What are your passions? Can you name a few? What were you doing in your happiest times? Perhaps there’s a passion you could resurrect. Pursuing passions elevates mood, adds joy to life and gratitude. It lowers blood pressure, anxiety, depression, and the risk of illnesses related to stress. It’s important we ask ourselves what we love most, then make the time to do it! If what we love most isn’t included in life, we’re not honoring our authentic self. Writing down our passions and dreams gives them the power to manifest. Taking a small step to address one each day gives us hope and renews sense of self.

Let’s celebrate and share our life passions at a pot luck party and ice cream social Saturday, June 30, at 5 p.m. in the Killington Dream Lodge. If music is your passion, bring your instrument along, or your sketch, painting or carving. Read a poem or tell a joke if you like. Let’s celebrate our passions and freedom of expression, free speech and The Mountain Times—our wonderful, informative, and formidable newspaper. Hats off to its editors, publishers, staff, and writers like Brett Yates who contributed “Generation Y” for 10 years! What an accomplishment and devotion! (My 100 columns are a drop in the bucket). Let’s celebrate friendship, community, and belonging. Let’s celebrate one another! I promise to cook up Mom’s/Marguerite’s Ooh La La hot fudge sauce! Everyone is invited and welcomed. Please RSVP to jilldyestudio@aol.com with the names of guests and whatever dish you’d like to share and I will send you the details.

Marguerite Jill Dye is an artist and writer who divides her time between Vermont and Florida’s Gulf Coast.

Do you want to submit feedback to the editor?

Send Us An Email!

Related Posts

Graduation: Milestones and outlooks

June 19, 2024
Building our Killington Dream lodge, Part 18 Mom and Dad were digging in deep to tie us to the state of Vermont and all it stood for like self-reliance, hard work, and the courage to create an authentic life.
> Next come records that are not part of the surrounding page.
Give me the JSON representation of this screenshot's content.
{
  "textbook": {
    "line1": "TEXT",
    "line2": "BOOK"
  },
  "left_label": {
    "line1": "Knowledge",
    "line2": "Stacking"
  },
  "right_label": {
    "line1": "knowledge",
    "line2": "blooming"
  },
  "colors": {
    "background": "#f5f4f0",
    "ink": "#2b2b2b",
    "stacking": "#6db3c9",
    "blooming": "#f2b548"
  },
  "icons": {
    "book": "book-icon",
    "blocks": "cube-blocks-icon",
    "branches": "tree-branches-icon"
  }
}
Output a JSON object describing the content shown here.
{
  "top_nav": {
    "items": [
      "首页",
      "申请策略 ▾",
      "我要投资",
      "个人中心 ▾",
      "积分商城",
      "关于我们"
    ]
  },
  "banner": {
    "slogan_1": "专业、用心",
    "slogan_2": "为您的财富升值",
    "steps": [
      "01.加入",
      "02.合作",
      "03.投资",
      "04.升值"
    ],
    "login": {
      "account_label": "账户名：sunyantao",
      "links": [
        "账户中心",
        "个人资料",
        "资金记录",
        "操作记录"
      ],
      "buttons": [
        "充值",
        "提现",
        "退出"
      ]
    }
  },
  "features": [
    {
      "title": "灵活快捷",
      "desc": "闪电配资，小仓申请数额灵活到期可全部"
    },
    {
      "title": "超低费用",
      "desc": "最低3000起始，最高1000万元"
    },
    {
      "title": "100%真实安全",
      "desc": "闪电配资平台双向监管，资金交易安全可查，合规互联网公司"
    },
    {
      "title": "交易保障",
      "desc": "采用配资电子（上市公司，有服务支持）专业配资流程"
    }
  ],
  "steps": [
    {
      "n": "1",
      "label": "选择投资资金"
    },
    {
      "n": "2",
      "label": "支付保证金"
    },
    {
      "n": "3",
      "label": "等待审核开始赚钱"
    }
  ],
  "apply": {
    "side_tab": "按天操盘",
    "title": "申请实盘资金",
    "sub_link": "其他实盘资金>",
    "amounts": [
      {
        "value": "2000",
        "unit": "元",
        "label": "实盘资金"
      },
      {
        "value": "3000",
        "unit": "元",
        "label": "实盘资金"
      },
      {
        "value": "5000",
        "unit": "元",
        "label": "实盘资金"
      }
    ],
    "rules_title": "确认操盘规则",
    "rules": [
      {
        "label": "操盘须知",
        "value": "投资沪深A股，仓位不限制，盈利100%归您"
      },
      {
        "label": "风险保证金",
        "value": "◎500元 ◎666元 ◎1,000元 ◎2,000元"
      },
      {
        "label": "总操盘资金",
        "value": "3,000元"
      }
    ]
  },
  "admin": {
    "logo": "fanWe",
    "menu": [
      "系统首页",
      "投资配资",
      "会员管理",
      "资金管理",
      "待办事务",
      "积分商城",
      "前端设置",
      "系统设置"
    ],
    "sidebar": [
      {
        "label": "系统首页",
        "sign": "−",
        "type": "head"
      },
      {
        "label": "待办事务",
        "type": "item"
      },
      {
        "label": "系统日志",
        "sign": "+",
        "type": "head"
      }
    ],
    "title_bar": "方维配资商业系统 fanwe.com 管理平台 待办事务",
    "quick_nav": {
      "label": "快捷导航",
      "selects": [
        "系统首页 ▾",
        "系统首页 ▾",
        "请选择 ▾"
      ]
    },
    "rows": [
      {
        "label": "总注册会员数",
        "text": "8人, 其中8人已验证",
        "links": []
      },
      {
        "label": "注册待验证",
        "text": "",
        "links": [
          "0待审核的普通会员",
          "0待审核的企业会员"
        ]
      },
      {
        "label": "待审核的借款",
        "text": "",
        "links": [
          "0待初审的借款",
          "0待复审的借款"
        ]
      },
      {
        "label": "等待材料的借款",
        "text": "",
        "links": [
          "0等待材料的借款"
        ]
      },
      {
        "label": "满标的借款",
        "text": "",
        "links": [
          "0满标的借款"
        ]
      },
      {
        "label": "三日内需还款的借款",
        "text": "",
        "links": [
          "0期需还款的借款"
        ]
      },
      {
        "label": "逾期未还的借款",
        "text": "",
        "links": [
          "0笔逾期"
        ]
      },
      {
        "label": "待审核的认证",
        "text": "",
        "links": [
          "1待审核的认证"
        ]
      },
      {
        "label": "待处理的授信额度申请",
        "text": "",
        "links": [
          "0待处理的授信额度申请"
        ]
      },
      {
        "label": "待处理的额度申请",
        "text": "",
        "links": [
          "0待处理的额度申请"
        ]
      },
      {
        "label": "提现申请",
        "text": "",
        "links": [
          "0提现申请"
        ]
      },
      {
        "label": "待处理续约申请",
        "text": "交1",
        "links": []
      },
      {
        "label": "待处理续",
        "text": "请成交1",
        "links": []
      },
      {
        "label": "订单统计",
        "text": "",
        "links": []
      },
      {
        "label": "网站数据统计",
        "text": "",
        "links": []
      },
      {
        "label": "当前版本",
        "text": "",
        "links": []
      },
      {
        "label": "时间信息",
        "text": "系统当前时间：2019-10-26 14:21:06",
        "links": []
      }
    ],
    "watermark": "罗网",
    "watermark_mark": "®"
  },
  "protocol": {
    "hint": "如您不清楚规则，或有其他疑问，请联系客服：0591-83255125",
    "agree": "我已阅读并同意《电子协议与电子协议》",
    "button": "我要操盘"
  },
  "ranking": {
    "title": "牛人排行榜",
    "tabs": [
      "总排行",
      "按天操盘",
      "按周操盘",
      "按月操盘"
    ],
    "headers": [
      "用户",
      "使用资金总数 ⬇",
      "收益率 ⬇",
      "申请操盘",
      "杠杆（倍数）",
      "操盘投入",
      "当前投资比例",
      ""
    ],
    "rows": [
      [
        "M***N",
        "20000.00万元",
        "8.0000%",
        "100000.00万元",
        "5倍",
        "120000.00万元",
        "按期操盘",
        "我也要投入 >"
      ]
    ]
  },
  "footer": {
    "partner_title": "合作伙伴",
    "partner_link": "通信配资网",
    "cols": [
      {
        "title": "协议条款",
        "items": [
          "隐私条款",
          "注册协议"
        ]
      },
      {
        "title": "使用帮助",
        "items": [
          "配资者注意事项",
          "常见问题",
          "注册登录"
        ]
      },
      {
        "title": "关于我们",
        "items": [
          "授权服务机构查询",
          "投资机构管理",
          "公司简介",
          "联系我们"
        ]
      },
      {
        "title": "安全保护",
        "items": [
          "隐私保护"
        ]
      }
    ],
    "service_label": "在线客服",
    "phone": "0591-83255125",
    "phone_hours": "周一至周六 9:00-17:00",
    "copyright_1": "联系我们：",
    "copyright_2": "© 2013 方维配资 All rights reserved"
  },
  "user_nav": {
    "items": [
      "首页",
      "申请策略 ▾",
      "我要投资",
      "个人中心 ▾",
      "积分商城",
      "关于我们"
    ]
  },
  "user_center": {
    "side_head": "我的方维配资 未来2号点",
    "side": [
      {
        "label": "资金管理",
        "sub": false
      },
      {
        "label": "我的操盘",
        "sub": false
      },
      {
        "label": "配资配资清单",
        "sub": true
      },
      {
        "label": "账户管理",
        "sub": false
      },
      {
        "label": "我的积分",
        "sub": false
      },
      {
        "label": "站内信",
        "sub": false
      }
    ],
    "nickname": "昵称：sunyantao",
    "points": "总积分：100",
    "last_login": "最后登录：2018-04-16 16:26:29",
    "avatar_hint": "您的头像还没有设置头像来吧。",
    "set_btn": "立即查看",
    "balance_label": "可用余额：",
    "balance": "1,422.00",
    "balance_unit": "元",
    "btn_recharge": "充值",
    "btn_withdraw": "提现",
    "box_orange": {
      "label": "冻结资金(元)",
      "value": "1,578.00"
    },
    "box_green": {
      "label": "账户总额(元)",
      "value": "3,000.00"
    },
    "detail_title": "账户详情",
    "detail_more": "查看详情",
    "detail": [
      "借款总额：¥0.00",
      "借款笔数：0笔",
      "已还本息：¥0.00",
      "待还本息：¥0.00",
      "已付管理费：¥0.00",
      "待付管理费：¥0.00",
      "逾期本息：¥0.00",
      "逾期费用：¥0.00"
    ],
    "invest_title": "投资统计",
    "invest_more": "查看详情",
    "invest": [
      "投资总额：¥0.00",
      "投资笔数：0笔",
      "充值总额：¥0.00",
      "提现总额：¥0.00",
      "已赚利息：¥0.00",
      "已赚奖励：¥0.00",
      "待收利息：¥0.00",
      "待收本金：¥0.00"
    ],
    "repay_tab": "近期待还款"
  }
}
These qualities to me represented Vermonters and what Dad was striving to accomplish. Mom supported him…

Baseball memories

June 19, 2024
I have been to the new Yankee Stadium once. Obviously, since I still call it the “new” Yankee Stadium even though it’s over a decade old. Maybe it smells older now, that combination of piss, hot dogs and popcorn that lingered throughout the stadium. It was too new then, the smells were wrong, the field…

Testing the Limits

June 19, 2024
The PGA’s U.S. Open was held this past week. The tournament is traditionally considered the hardest test of golf in the calendar year. It is also one of four “majors,” meaning, of all the tournaments on the golf schedule, this is considered the most important, most profitable, and most coveted by the players. If you…

Charles Wallace the Magnificent, a tribute: part 2

June 19, 2024
By Bruce Bouchard and John Turchiano Editor’s note: Bruce Bouchard is former executive director of The Paramount Theatre. John Turchiano, his friend for 52 years, was formerly the editor of “Hotel Voice,” a weekly newspaper on the New York Hotel Trades Council. They are co-authoring this column collaborating to tell short stories on a wide…